(g) means coupled between said first and second input terminals for biassing said control electrode during normal operation of said load circuit so as to render said semiconductive device highly conductive, said third winding being constructed to apply an opposite voltage to said control electrode when said net magnetic field induces a voltage therein in excess of a predetermined value thereby rendering said semiconductive device nonconductive, said control electrode also being adapted to be coupled to said second electrode via said second magnetic switching means in response to actuation thereof, a first circuit connected to said first input terminal via said first switching means and to said second output terminal for bypassing current from said source around said first winding when said load circuit is operating normally,

(h) a second circuit coupled to said first output terminal and to said second input terminal for bypassing current traversing said first Winding around said second winding during normal operation of said load circuit, said bypassed currents normally balancing one another, said first circuit being opened in response to actuation of said first switching means when said semiconductive device is rendered nonconductive thereby upsetting the balance between the currents in said first and second circuits whereupon the voltage induced in said third winding is augmented thereby tending to latch said semiconductive device in a non-conductive condition.

References Cited by the Examiner UNITED STATES PATENTS 5/1966 Nash 317-33 X MILTON O. HIRSHFIELD, Primary Examiner.

35 I. D. TRAMMELL, Assistant Examiner.

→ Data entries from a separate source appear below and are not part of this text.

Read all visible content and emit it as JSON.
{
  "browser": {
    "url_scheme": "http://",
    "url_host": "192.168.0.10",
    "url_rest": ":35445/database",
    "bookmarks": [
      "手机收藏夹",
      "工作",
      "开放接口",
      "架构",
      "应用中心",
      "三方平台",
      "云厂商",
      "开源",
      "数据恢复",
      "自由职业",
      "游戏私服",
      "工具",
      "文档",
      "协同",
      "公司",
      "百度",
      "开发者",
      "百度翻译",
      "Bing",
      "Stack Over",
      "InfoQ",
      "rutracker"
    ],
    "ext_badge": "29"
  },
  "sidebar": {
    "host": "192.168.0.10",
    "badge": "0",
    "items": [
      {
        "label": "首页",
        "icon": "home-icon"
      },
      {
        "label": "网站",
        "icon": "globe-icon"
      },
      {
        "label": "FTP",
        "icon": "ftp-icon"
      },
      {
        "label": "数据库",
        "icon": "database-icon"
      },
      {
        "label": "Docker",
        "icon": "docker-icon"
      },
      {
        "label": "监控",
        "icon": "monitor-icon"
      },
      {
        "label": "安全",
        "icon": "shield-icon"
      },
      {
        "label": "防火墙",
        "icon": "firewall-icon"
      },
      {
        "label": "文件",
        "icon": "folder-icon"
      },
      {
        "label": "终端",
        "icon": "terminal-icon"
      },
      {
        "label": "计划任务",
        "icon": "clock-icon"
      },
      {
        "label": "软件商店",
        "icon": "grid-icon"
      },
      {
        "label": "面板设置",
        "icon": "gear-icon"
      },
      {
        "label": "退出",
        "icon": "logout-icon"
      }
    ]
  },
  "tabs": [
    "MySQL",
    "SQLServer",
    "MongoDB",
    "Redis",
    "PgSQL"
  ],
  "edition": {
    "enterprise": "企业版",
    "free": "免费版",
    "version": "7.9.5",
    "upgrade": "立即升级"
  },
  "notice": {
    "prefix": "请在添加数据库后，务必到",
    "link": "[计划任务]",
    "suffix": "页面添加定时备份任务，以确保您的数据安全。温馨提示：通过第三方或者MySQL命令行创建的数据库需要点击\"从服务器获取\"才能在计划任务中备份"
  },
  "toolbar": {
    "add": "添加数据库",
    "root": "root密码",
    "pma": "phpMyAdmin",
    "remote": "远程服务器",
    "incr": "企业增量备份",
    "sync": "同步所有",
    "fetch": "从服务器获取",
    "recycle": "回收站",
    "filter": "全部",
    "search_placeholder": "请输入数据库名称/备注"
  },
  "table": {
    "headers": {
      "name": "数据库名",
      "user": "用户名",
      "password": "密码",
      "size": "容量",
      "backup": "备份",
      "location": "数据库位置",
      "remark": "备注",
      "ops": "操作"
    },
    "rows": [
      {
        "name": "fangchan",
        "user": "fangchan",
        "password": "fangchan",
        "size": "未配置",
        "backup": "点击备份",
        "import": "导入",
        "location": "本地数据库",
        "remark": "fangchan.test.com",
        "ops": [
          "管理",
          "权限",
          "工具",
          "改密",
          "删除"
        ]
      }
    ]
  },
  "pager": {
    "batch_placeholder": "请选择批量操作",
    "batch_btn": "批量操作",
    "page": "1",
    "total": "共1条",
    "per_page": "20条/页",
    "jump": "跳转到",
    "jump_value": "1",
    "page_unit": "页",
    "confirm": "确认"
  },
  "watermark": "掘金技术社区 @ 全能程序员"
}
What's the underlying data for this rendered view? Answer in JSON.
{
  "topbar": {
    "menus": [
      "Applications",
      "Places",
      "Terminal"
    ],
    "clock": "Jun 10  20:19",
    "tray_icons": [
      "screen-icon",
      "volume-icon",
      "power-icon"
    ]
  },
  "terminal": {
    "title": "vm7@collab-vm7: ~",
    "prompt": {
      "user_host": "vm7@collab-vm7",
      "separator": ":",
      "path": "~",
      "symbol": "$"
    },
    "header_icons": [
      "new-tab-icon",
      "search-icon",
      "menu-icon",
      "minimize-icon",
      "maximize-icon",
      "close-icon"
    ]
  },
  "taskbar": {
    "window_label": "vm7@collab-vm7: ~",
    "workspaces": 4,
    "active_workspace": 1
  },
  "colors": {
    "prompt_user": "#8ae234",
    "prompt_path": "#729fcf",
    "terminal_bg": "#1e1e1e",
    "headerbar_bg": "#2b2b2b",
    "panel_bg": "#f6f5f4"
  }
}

Patent Citations
Cited PatentFiling datePublication dateApplicantTitle
US3252052 *Aug 23, 1963May 17, 1966Jacuzzi Bros IncLeakage detection and control circuit
Referenced by
Citing PatentFiling datePublication dateApplicantTitle
US3435292 *Jul 29, 1966Mar 25, 1969Stephen Arulanandasami JosephElectric shock control device
US3453426 *Sep 22, 1966Jul 1, 1969Westinghouse Air Brake CoCross and ground protection for railway switch machines
US3473091 *Apr 14, 1967Oct 14, 1969Hubbell Inc HarveyGround leakage differential protective apparatus
US3506906 *Dec 18, 1967Apr 14, 1970Rucker CoGround fault circuit interrupter with inadvertent ground sensor
US3555359 *Aug 7, 1967Jan 12, 1971Hubbell Inc HarveyCircuit protective device
US3555360 *Mar 20, 1969Jan 12, 1971Hubbell Inc HarveyPhase controlled ground fault circuit interrupter
US3558980 *May 29, 1969Jan 26, 1971Flo Root IncAutomatic ground fault circuit interrupter
US3621334 *Jan 21, 1970Nov 16, 1971Hubbell Inc HarveyGround fault sensing circuit
US3641393 *Jan 25, 1971Feb 8, 1972Florance Douglas AAutomatic ground fault circuit interrupter
US4056837 *Oct 24, 1975Nov 1, 1977Westinghouse Electric CorporationGround fault circuit interrupter with trip level adjustment
US4359626 *Sep 19, 1980Nov 16, 1982Potter Bronson MElectric blanket heating control with capacitance sensing
US7683261May 18, 2007Mar 23, 2010Schweitzer Engineering Laboratories, Inc.Article and method for providing a seal for an encapsulated device
US7692538May 18, 2007Apr 6, 2010Schweitzer Engineering Laboratories, Inc.User interface for monitoring a plurality of faulted circuit indicators
US7746241May 18, 2007Jun 29, 2010Schweitzer Engineering Laboratories, Inc.Magnetic probe apparatus and method for providing a wireless connection to a detection device
US7868776May 18, 2007Jan 11, 2011Schweitzer Engineering Laboratories, Inc.Apparatus and system for adjusting settings of a power system device using a magnetically coupled actuator
US7877624May 18, 2007Jan 25, 2011Schweitzer Engineering Laboratories, Inc.Faulted circuit indicator monitoring device with wireless memory monitor
US8059006May 18, 2007Nov 15, 2011Schweitzer Engineering Laboratories, Inc.System and method for communicating power system information through a radio frequency device
US8526156Dec 21, 2011Sep 3, 2013Schweitzer Engineering Laboratories IncHigh speed signaling of power system conditions
US8665102Jul 18, 2008Mar 4, 2014Schweitzer Engineering Laboratories IncTransceiver interface for power system monitoring
USRE28996 *Feb 19, 1975Oct 5, 1976Harvey Hubbell IncorporatedGround leakage differential protective apparatus
Classifications
U.S. Classification361/45, 361/55
International ClassificationH02H3/33, H02H3/32
Cooperative ClassificationH02H3/33
European ClassificationH02H3/33